- _Activity_
Pictures stay out of the answer, but every line of the material must be restated exactly.
[Start of section]
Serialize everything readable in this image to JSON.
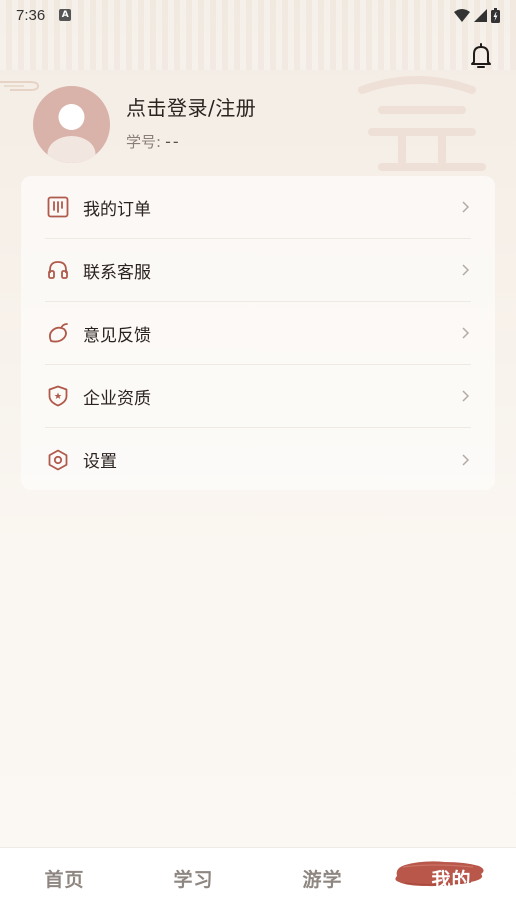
{
  "status_bar": {
    "time": "7:36",
    "a_badge": "A"
  },
  "header": {
    "bell_icon": "bell-icon"
  },
  "profile": {
    "login_text": "点击登录/注册",
    "student_label": "学号:",
    "student_value": "--"
  },
  "menu": {
    "items": [
      {
        "label": "我的订单",
        "icon": "order-icon"
      },
      {
        "label": "联系客服",
        "icon": "headset-icon"
      },
      {
        "label": "意见反馈",
        "icon": "feedback-icon"
      },
      {
        "label": "企业资质",
        "icon": "shield-icon"
      },
      {
        "label": "设置",
        "icon": "settings-icon"
      }
    ]
  },
  "tabs": [
    {
      "label": "首页",
      "active": false
    },
    {
      "label": "学习",
      "active": false
    },
    {
      "label": "游学",
      "active": false
    },
    {
      "label": "我的",
      "active": true
    }
  ],
  "colors": {
    "accent": "#b9574a",
    "icon": "#b05a4c",
    "avatar": "#d9b3a9",
    "tab_inactive": "#8e8680"
  }
}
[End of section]
- _Solution below_
Serialize everything readable in this image to JSON.
{
  "status_bar": {
    "time": "7:36",
    "a_badge": "A"
  },
  "header": {
    "bell_icon": "bell-icon"
  },
  "profile": {
    "login_text": "点击登录/注册",
    "student_label": "学号:",
    "student_value": "--"
  },
  "menu": {
    "items": [
      {
        "label": "我的订单",
        "icon": "order-icon"
      },
      {
        "label": "联系客服",
        "icon": "headset-icon"
      },
      {
        "label": "意见反馈",
        "icon": "feedback-icon"
      },
      {
        "label": "企业资质",
        "icon": "shield-icon"
      },
      {
        "label": "设置",
        "icon": "settings-icon"
      }
    ]
  },
  "tabs": [
    {
      "label": "首页",
      "active": false
    },
    {
      "label": "学习",
      "active": false
    },
    {
      "label": "游学",
      "active": false
    },
    {
      "label": "我的",
      "active": true
    }
  ],
  "colors": {
    "accent": "#b9574a",
    "icon": "#b05a4c",
    "avatar": "#d9b3a9",
    "tab_inactive": "#8e8680"
  }
}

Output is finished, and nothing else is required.